People are putting their health in danger by mixing energy drinks with alcohol, new research suggests.
Scientists in America questioned 4,271 college students about their alcohol consumption and the problems they have faced.
In a typical session involving energy drinks, they drank up to 36% more than other students, and they also reported twice as many episodes of weekly drunkenness.
Study leader Dr Mary Claire O'Brien, from Wake Forest University Baptist Medical Centre in New Carolina, said: "We knew anecdotally - from speaking with students, and from researching internet blogs and websites - that college students mix energy drinks and alcohol in order to drink more, and to drink longer.

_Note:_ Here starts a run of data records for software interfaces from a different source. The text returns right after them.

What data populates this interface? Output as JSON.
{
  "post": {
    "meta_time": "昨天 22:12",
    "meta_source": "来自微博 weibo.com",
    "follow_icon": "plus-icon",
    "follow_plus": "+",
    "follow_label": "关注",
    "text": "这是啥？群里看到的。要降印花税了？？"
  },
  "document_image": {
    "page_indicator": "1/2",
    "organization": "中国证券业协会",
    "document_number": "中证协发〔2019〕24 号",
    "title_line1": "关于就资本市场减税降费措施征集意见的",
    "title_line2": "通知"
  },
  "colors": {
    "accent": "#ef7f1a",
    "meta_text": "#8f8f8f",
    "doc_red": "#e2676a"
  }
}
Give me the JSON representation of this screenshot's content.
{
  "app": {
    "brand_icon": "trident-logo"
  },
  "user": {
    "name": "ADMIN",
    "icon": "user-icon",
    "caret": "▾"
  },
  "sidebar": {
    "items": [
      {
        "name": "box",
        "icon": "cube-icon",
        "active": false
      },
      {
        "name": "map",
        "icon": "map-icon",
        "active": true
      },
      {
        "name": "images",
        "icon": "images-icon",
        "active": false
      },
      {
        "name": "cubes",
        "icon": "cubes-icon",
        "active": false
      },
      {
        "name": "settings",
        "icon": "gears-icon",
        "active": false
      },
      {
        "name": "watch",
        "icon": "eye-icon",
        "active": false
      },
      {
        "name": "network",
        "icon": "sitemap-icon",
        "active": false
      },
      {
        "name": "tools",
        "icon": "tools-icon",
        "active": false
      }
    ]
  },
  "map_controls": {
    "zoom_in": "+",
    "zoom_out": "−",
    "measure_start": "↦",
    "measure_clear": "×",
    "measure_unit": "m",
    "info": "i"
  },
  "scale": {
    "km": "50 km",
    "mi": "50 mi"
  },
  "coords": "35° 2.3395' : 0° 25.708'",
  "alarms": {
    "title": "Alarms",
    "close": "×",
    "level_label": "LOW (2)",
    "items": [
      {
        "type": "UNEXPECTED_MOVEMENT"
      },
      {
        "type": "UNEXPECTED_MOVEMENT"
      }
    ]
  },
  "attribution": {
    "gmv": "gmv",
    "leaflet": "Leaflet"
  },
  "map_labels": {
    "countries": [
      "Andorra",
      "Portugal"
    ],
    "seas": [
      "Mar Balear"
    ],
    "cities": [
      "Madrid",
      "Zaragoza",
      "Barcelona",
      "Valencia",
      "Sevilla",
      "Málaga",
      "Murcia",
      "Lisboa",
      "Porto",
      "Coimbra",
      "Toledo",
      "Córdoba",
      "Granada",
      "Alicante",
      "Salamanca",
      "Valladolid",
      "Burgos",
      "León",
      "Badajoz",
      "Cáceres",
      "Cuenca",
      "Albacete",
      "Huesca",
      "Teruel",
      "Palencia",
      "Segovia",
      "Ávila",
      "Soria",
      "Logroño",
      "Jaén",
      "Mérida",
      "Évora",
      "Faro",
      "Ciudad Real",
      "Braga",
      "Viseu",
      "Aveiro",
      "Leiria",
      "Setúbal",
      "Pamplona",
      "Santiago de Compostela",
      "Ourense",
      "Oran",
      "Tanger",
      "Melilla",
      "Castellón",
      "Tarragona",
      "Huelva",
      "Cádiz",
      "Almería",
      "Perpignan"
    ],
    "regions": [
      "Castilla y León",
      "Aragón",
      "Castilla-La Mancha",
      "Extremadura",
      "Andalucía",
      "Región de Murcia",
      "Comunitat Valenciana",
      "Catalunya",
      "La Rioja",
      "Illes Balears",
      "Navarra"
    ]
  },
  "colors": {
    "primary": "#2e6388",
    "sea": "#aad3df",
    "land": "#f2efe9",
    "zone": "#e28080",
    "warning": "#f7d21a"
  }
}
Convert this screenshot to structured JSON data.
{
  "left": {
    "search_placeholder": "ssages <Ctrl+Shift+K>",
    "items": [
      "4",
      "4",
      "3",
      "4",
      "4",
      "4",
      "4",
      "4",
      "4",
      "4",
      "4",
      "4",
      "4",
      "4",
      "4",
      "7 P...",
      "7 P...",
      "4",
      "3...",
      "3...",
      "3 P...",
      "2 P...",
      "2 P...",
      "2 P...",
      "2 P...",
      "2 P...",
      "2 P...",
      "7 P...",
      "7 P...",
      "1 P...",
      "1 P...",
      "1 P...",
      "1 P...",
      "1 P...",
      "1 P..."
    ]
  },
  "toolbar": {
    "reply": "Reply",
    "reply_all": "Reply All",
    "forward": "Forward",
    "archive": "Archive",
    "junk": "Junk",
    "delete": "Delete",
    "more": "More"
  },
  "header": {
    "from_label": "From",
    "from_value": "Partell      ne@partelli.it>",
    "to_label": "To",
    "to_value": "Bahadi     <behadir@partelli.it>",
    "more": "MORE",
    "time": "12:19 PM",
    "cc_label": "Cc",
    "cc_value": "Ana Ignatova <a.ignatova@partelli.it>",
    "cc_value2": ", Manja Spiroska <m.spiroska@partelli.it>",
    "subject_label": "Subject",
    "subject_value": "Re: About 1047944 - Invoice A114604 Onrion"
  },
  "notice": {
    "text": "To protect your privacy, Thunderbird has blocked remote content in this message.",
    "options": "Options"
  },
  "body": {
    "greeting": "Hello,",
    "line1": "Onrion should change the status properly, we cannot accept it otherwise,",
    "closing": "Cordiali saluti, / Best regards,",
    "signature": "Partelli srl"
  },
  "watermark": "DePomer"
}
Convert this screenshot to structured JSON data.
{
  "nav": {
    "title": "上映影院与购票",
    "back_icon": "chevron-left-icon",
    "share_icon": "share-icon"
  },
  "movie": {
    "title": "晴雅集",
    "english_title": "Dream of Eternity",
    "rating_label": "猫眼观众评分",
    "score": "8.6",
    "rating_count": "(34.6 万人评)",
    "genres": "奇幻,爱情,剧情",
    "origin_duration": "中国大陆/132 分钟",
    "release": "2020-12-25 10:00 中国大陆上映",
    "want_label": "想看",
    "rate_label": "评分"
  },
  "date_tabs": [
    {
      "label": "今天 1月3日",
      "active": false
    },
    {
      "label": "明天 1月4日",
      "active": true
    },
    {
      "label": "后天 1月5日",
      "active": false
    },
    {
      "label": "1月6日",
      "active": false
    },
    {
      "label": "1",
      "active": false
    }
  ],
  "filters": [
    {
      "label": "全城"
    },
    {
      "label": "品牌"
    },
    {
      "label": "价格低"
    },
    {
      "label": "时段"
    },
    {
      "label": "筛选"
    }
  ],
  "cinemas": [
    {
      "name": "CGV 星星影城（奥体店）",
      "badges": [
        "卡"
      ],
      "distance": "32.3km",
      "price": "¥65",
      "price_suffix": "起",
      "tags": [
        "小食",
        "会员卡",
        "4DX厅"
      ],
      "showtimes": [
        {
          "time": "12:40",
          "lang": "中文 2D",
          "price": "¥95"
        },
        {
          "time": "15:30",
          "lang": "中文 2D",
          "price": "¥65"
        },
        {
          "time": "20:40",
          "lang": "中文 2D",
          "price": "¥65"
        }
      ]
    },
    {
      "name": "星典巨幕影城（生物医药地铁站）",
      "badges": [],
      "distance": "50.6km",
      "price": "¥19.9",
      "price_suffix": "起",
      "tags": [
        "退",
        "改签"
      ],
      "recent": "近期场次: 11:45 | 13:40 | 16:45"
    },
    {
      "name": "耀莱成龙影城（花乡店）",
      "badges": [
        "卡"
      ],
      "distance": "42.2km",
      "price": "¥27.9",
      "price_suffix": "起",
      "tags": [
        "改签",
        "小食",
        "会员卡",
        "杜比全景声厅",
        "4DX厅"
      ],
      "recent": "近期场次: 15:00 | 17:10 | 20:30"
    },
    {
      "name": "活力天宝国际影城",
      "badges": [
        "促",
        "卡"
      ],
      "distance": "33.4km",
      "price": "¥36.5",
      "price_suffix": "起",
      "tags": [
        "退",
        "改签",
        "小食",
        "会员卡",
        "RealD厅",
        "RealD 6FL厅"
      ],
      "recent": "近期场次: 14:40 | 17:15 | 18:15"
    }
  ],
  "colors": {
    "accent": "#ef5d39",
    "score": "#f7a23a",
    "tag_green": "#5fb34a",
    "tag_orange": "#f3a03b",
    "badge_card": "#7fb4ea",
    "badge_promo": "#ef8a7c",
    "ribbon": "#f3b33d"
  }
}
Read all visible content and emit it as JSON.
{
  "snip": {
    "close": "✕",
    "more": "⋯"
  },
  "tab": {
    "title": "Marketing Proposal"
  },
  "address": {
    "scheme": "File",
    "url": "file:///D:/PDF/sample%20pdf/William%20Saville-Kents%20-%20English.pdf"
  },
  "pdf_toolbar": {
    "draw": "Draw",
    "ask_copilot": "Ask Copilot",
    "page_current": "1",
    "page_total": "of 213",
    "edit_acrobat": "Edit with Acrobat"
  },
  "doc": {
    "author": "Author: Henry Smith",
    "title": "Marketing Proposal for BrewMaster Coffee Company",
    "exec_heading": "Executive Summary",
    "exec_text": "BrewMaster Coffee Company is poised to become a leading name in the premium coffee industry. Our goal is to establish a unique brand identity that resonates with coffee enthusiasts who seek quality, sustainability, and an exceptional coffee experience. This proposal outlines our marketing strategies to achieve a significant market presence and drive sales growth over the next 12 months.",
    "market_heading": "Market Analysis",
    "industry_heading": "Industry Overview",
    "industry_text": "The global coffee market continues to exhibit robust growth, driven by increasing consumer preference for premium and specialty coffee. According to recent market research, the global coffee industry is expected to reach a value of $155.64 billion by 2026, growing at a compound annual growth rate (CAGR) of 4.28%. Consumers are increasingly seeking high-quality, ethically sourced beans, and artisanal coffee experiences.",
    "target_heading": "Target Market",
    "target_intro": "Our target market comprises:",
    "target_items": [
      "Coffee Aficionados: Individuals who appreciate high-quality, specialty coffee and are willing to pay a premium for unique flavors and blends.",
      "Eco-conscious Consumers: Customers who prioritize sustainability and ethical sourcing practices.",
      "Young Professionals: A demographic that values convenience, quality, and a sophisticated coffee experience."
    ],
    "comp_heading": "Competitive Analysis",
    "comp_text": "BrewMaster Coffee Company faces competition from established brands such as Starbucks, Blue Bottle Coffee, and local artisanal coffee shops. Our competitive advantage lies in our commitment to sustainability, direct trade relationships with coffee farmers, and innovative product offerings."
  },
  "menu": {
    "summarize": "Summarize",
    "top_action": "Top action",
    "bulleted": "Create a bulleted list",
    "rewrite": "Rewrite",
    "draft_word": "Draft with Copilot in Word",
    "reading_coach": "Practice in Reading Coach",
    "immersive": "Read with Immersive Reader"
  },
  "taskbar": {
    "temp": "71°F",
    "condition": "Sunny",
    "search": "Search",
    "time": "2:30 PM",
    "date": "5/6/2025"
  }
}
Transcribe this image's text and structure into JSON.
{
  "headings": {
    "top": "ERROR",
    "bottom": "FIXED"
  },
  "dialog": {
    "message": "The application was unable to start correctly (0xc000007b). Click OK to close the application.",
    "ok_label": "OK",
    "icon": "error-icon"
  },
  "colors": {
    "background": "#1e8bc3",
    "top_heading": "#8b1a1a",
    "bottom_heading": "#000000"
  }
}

"But we were surprised that the risk of serious and potentially deadly consequences is so much higher for those who mixed energy drinks with alcohol, even when we adjusted for the amount of alcohol."
She added: "Students whose motor skills, visual reaction times, and judgement are impaired by alcohol may not perceive that they are intoxicated as readily when they're also ingesting a stimulant. Only the symptoms of drunkenness are reduced - but not the drunkenness.
"They can't tell if they're drunk; they can't tell if someone else is drunk. So they get hurt, or they hurt someone else."